Steve Coker, CFP
Year End Tax Planning
Once again, we must complete year-end tax planning with significant changes to the tax code looming before us. It is fair to assume that tax rates will be higher in 2022, but it is difficult to assess exactly who will be impacted, and what tax changes will be signed into law. Despite the uncertainty, it is always worth assessing your situation and taking steps to optimize your 2021 tax situation. Here are a few items to consider regardless of what happens to taxes in 2022.
What should you do if your 2021 income is higher than normal?
Pay has been rising, and many are experiencing higher than usual capital gain income as stock market gains are realized. In addition, many business owners are experiencing record profits. If you fall into one of these categories, then here are some ideas for reducing your taxable income and advancing deductions:
1. Maximize your 401k deduction or contribute to a SEP-IRA. This is one of the first and best ways to reduce taxable income. The maximum 401k contribution for 2021 is $19,500 for those under 50 and $26,000 for those 50 and older. Increasing those contributions for the remainder of the year can significantly reduce your taxes due. If you are self-employed then consider starting a SEP-IRA, which generally allow you to contribute up to the lesser of $58,000 or 25% of your self-employment income (check with your tax advisor).
2. Donate appreciated stock: Stocks have risen considerably over the past two years. If you are charitably minded, then one of the best ways to reduce taxes is to give. And one of the best ways to give is to donate appreciated stock. If you don’t where to give you can contribute to a Donor Advised Fund, get the tax deduction this year, and then select the final charities in the years to come. This strategy is especially effective when you have a one-time spike in income.
What should you do if your 2021 income is lower than normal?
Did you get laid-off, retire to a much lower income, or have a loss this year? Make the most of your lower tax bracket by considering the following:
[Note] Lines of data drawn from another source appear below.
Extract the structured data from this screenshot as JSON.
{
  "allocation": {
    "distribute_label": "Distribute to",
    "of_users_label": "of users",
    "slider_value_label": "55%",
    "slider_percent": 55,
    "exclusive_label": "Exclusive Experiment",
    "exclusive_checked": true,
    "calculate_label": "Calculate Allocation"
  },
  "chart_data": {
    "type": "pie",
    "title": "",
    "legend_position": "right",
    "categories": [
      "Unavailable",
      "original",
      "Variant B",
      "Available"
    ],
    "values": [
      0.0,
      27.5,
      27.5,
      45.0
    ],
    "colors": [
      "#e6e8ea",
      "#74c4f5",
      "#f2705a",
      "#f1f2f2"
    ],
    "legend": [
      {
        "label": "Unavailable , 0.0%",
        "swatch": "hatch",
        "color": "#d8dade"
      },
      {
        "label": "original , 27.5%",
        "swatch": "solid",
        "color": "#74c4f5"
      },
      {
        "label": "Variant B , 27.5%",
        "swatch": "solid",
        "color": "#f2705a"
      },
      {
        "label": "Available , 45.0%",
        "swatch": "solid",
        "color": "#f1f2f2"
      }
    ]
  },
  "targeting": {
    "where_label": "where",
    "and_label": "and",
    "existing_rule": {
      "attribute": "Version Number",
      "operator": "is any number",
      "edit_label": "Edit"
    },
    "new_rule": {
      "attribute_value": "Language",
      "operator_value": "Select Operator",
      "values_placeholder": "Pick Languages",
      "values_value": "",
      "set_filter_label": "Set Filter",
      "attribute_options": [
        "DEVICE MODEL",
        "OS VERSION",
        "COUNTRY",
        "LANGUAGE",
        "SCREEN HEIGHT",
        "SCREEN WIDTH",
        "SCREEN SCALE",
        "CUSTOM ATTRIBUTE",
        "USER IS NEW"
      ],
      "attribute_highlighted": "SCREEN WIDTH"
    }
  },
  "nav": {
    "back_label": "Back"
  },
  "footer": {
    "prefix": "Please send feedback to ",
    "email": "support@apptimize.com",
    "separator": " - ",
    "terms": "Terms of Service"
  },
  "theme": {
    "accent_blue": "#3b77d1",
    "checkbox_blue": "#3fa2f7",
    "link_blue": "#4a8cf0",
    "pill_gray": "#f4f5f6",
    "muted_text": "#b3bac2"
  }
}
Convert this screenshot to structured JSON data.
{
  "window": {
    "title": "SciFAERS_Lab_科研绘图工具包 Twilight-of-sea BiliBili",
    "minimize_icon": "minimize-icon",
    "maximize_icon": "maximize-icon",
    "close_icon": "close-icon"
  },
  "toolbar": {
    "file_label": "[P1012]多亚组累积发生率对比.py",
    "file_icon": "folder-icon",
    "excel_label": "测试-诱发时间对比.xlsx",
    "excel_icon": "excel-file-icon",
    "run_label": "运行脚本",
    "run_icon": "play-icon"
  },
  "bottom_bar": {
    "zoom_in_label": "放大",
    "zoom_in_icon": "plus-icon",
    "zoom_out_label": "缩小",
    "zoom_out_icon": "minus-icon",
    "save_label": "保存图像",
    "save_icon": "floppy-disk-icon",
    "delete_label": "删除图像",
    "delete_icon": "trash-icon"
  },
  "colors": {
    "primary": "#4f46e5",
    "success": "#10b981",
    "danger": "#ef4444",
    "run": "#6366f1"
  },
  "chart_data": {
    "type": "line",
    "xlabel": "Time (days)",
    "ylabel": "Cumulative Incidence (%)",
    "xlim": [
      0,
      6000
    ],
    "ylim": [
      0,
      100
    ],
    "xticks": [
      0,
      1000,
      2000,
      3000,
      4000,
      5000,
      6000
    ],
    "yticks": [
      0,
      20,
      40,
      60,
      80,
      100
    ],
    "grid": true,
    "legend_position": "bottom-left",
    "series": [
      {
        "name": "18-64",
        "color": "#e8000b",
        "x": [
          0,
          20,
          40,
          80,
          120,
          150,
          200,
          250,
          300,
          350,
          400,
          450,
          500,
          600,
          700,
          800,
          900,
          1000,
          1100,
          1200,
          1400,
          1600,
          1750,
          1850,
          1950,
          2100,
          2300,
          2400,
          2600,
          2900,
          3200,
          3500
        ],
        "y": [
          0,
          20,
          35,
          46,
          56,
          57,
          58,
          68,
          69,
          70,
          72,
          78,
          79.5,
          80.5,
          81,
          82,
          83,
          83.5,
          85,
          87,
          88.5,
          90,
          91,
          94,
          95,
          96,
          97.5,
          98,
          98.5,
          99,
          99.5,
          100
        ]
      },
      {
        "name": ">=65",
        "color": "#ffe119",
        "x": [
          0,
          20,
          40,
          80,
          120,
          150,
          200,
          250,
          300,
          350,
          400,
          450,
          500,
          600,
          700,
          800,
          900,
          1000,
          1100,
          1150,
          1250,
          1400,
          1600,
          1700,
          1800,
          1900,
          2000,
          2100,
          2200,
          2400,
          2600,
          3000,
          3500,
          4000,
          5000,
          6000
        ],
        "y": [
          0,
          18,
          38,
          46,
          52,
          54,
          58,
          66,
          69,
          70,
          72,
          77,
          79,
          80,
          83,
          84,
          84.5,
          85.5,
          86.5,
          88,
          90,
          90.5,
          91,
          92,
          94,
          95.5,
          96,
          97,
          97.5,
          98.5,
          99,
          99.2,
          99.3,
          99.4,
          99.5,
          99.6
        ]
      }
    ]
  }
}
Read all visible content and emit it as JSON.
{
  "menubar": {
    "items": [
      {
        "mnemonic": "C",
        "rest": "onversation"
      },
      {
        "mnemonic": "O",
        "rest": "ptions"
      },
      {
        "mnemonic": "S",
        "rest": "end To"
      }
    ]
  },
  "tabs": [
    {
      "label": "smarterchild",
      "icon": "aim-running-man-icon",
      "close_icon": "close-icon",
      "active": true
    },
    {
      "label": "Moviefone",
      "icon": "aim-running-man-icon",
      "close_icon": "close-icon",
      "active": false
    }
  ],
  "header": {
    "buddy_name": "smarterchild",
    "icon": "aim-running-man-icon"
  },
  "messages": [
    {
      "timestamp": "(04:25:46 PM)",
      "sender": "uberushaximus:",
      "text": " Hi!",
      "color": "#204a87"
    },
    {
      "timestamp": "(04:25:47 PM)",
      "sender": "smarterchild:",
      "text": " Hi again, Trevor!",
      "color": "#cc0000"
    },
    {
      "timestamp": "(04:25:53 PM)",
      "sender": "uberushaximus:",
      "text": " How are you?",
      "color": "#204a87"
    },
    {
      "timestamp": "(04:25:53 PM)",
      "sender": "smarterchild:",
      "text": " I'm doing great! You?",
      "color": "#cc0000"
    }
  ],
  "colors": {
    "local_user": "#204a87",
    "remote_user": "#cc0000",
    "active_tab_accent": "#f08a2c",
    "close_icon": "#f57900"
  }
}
1. Convert some of your traditional IRA to a ROTH IRA. Converting part of your traditional IRA to a ROTH IRA requires that you pay taxes on the converted amount. What better time to make the conversion than in a year with lower income? Paying a small amount of tax now can save you thousands in the long run.
2. Harvest capital gains. Many investors have unrealized gains from the recovery over the past two years. Harvesting these capital gains can make sense in many situations but can be especially helpful when your income is lower than normal. In fact, the long-term capital gains rate for Federal taxes is 0% for those in the 10% and 15% brackets (up to $80,800 in taxable income for 2021 for a married filing jointly taxpayer and $40,400 for a taxpayer filing single).
There are many other strategies to help your tax situation, but these investment related tips can help optimize your tax situation.